** Brief **
Retype every entry precisely and keep each line whole.

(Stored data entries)
*-*-*

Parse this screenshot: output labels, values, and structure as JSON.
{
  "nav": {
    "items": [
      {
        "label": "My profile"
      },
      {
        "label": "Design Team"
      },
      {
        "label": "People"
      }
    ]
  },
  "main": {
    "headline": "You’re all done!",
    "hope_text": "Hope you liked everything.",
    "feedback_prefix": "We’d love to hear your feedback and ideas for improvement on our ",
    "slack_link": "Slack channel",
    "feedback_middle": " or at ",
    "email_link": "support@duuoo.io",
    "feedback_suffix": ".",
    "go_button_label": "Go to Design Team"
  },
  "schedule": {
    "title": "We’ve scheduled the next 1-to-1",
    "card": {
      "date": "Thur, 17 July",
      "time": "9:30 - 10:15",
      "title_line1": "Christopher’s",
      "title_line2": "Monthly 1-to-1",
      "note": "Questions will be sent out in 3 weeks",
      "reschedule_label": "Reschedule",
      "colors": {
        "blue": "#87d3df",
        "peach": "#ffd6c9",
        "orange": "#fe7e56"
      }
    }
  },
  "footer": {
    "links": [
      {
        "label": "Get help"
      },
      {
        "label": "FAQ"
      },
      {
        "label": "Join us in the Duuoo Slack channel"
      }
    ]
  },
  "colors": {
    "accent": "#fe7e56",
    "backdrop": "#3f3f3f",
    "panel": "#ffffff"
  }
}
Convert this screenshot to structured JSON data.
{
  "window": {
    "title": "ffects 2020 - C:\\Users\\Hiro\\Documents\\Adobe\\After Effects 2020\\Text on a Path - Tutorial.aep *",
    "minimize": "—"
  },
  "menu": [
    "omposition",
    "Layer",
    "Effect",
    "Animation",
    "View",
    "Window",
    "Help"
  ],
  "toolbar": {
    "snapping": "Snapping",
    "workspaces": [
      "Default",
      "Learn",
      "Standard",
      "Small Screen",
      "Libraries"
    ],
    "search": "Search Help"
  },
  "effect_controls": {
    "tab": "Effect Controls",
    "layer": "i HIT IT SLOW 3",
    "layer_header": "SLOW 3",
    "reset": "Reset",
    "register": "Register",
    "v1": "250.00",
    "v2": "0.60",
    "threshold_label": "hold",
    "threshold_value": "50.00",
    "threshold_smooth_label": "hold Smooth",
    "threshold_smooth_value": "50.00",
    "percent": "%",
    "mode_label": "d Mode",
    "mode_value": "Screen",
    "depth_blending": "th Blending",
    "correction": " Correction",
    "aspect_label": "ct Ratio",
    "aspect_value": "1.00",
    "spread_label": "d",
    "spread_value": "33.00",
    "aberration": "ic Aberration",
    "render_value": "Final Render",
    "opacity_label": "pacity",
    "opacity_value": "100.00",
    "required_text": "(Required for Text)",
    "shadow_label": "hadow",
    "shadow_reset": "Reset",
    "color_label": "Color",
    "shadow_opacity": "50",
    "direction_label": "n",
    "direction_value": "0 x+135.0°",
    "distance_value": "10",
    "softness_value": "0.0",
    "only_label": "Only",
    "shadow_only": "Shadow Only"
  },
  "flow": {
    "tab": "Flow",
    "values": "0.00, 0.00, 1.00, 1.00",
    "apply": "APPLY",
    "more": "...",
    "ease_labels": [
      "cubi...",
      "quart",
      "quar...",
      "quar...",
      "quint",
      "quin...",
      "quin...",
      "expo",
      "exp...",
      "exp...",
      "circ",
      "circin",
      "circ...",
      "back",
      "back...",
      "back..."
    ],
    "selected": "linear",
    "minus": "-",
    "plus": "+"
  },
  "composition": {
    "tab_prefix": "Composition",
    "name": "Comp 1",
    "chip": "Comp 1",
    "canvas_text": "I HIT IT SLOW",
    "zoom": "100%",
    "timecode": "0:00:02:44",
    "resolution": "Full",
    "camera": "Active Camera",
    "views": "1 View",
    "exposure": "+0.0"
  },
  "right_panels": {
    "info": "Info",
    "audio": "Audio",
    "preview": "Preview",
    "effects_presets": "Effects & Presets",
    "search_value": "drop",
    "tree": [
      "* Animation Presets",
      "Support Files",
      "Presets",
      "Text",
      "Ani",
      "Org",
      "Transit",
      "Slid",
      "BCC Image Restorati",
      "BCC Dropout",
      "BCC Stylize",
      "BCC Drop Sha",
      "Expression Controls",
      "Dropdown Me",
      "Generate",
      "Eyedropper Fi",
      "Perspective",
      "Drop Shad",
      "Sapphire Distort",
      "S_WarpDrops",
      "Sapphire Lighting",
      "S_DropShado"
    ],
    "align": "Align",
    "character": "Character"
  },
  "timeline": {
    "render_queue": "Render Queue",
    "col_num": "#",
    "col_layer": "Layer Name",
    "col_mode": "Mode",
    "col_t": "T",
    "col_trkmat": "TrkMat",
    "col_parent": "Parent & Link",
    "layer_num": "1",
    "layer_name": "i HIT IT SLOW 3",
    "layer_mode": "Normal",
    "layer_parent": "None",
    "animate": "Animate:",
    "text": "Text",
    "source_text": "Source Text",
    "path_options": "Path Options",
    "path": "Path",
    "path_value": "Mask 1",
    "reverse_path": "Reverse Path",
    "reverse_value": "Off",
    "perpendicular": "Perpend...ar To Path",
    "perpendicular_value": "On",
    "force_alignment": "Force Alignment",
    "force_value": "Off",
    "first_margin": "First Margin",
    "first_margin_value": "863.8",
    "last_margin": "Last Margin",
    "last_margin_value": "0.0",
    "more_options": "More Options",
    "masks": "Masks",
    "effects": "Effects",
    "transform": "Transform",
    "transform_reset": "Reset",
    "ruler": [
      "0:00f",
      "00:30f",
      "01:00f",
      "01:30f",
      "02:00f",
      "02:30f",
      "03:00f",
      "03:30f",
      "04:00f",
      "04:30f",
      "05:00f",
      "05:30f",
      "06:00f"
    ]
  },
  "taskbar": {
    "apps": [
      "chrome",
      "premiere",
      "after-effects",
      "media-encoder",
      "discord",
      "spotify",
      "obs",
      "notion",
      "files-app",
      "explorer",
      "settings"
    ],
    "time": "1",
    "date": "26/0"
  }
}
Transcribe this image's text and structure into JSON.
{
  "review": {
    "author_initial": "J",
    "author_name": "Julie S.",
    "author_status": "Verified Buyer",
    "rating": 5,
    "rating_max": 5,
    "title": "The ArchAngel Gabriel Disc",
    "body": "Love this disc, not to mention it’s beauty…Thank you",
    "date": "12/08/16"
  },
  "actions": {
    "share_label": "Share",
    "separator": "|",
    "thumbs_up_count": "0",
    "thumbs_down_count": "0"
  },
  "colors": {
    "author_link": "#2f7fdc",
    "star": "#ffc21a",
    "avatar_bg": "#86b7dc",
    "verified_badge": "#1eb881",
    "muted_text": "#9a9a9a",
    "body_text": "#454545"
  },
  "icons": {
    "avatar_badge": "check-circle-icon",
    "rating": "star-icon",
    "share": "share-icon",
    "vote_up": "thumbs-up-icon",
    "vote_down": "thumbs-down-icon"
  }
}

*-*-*

** Reply **
Parse this screenshot: output labels, values, and structure as JSON.
{
  "nav": {
    "items": [
      {
        "label": "My profile"
      },
      {
        "label": "Design Team"
      },
      {
        "label": "People"
      }
    ]
  },
  "main": {
    "headline": "You’re all done!",
    "hope_text": "Hope you liked everything.",
    "feedback_prefix": "We’d love to hear your feedback and ideas for improvement on our ",
    "slack_link": "Slack channel",
    "feedback_middle": " or at ",
    "email_link": "support@duuoo.io",
    "feedback_suffix": ".",
    "go_button_label": "Go to Design Team"
  },
  "schedule": {
    "title": "We’ve scheduled the next 1-to-1",
    "card": {
      "date": "Thur, 17 July",
      "time": "9:30 - 10:15",
      "title_line1": "Christopher’s",
      "title_line2": "Monthly 1-to-1",
      "note": "Questions will be sent out in 3 weeks",
      "reschedule_label": "Reschedule",
      "colors": {
        "blue": "#87d3df",
        "peach": "#ffd6c9",
        "orange": "#fe7e56"
      }
    }
  },
  "footer": {
    "links": [
      {
        "label": "Get help"
      },
      {
        "label": "FAQ"
      },
      {
        "label": "Join us in the Duuoo Slack channel"
      }
    ]
  },
  "colors": {
    "accent": "#fe7e56",
    "backdrop": "#3f3f3f",
    "panel": "#ffffff"
  }
}
Convert this screenshot to structured JSON data.
{
  "window": {
    "title": "ffects 2020 - C:\\Users\\Hiro\\Documents\\Adobe\\After Effects 2020\\Text on a Path - Tutorial.aep *",
    "minimize": "—"
  },
  "menu": [
    "omposition",
    "Layer",
    "Effect",
    "Animation",
    "View",
    "Window",
    "Help"
  ],
  "toolbar": {
    "snapping": "Snapping",
    "workspaces": [
      "Default",
      "Learn",
      "Standard",
      "Small Screen",
      "Libraries"
    ],
    "search": "Search Help"
  },
  "effect_controls": {
    "tab": "Effect Controls",
    "layer": "i HIT IT SLOW 3",
    "layer_header": "SLOW 3",
    "reset": "Reset",
    "register": "Register",
    "v1": "250.00",
    "v2": "0.60",
    "threshold_label": "hold",
    "threshold_value": "50.00",
    "threshold_smooth_label": "hold Smooth",
    "threshold_smooth_value": "50.00",
    "percent": "%",
    "mode_label": "d Mode",
    "mode_value": "Screen",
    "depth_blending": "th Blending",
    "correction": " Correction",
    "aspect_label": "ct Ratio",
    "aspect_value": "1.00",
    "spread_label": "d",
    "spread_value": "33.00",
    "aberration": "ic Aberration",
    "render_value": "Final Render",
    "opacity_label": "pacity",
    "opacity_value": "100.00",
    "required_text": "(Required for Text)",
    "shadow_label": "hadow",
    "shadow_reset": "Reset",
    "color_label": "Color",
    "shadow_opacity": "50",
    "direction_label": "n",
    "direction_value": "0 x+135.0°",
    "distance_value": "10",
    "softness_value": "0.0",
    "only_label": "Only",
    "shadow_only": "Shadow Only"
  },
  "flow": {
    "tab": "Flow",
    "values": "0.00, 0.00, 1.00, 1.00",
    "apply": "APPLY",
    "more": "...",
    "ease_labels": [
      "cubi...",
      "quart",
      "quar...",
      "quar...",
      "quint",
      "quin...",
      "quin...",
      "expo",
      "exp...",
      "exp...",
      "circ",
      "circin",
      "circ...",
      "back",
      "back...",
      "back..."
    ],
    "selected": "linear",
    "minus": "-",
    "plus": "+"
  },
  "composition": {
    "tab_prefix": "Composition",
    "name": "Comp 1",
    "chip": "Comp 1",
    "canvas_text": "I HIT IT SLOW",
    "zoom": "100%",
    "timecode": "0:00:02:44",
    "resolution": "Full",
    "camera": "Active Camera",
    "views": "1 View",
    "exposure": "+0.0"
  },
  "right_panels": {
    "info": "Info",
    "audio": "Audio",
    "preview": "Preview",
    "effects_presets": "Effects & Presets",
    "search_value": "drop",
    "tree": [
      "* Animation Presets",
      "Support Files",
      "Presets",
      "Text",
      "Ani",
      "Org",
      "Transit",
      "Slid",
      "BCC Image Restorati",
      "BCC Dropout",
      "BCC Stylize",
      "BCC Drop Sha",
      "Expression Controls",
      "Dropdown Me",
      "Generate",
      "Eyedropper Fi",
      "Perspective",
      "Drop Shad",
      "Sapphire Distort",
      "S_WarpDrops",
      "Sapphire Lighting",
      "S_DropShado"
    ],
    "align": "Align",
    "character": "Character"
  },
  "timeline": {
    "render_queue": "Render Queue",
    "col_num": "#",
    "col_layer": "Layer Name",
    "col_mode": "Mode",
    "col_t": "T",
    "col_trkmat": "TrkMat",
    "col_parent": "Parent & Link",
    "layer_num": "1",
    "layer_name": "i HIT IT SLOW 3",
    "layer_mode": "Normal",
    "layer_parent": "None",
    "animate": "Animate:",
    "text": "Text",
    "source_text": "Source Text",
    "path_options": "Path Options",
    "path": "Path",
    "path_value": "Mask 1",
    "reverse_path": "Reverse Path",
    "reverse_value": "Off",
    "perpendicular": "Perpend...ar To Path",
    "perpendicular_value": "On",
    "force_alignment": "Force Alignment",
    "force_value": "Off",
    "first_margin": "First Margin",
    "first_margin_value": "863.8",
    "last_margin": "Last Margin",
    "last_margin_value": "0.0",
    "more_options": "More Options",
    "masks": "Masks",
    "effects": "Effects",
    "transform": "Transform",
    "transform_reset": "Reset",
    "ruler": [
      "0:00f",
      "00:30f",
      "01:00f",
      "01:30f",
      "02:00f",
      "02:30f",
      "03:00f",
      "03:30f",
      "04:00f",
      "04:30f",
      "05:00f",
      "05:30f",
      "06:00f"
    ]
  },
  "taskbar": {
    "apps": [
      "chrome",
      "premiere",
      "after-effects",
      "media-encoder",
      "discord",
      "spotify",
      "obs",
      "notion",
      "files-app",
      "explorer",
      "settings"
    ],
    "time": "1",
    "date": "26/0"
  }
}
Transcribe this image's text and structure into JSON.
{
  "review": {
    "author_initial": "J",
    "author_name": "Julie S.",
    "author_status": "Verified Buyer",
    "rating": 5,
    "rating_max": 5,
    "title": "The ArchAngel Gabriel Disc",
    "body": "Love this disc, not to mention it’s beauty…Thank you",
    "date": "12/08/16"
  },
  "actions": {
    "share_label": "Share",
    "separator": "|",
    "thumbs_up_count": "0",
    "thumbs_down_count": "0"
  },
  "colors": {
    "author_link": "#2f7fdc",
    "star": "#ffc21a",
    "avatar_bg": "#86b7dc",
    "verified_badge": "#1eb881",
    "muted_text": "#9a9a9a",
    "body_text": "#454545"
  },
  "icons": {
    "avatar_badge": "check-circle-icon",
    "rating": "star-icon",
    "share": "share-icon",
    "vote_up": "thumbs-up-icon",
    "vote_down": "thumbs-down-icon"
  }
}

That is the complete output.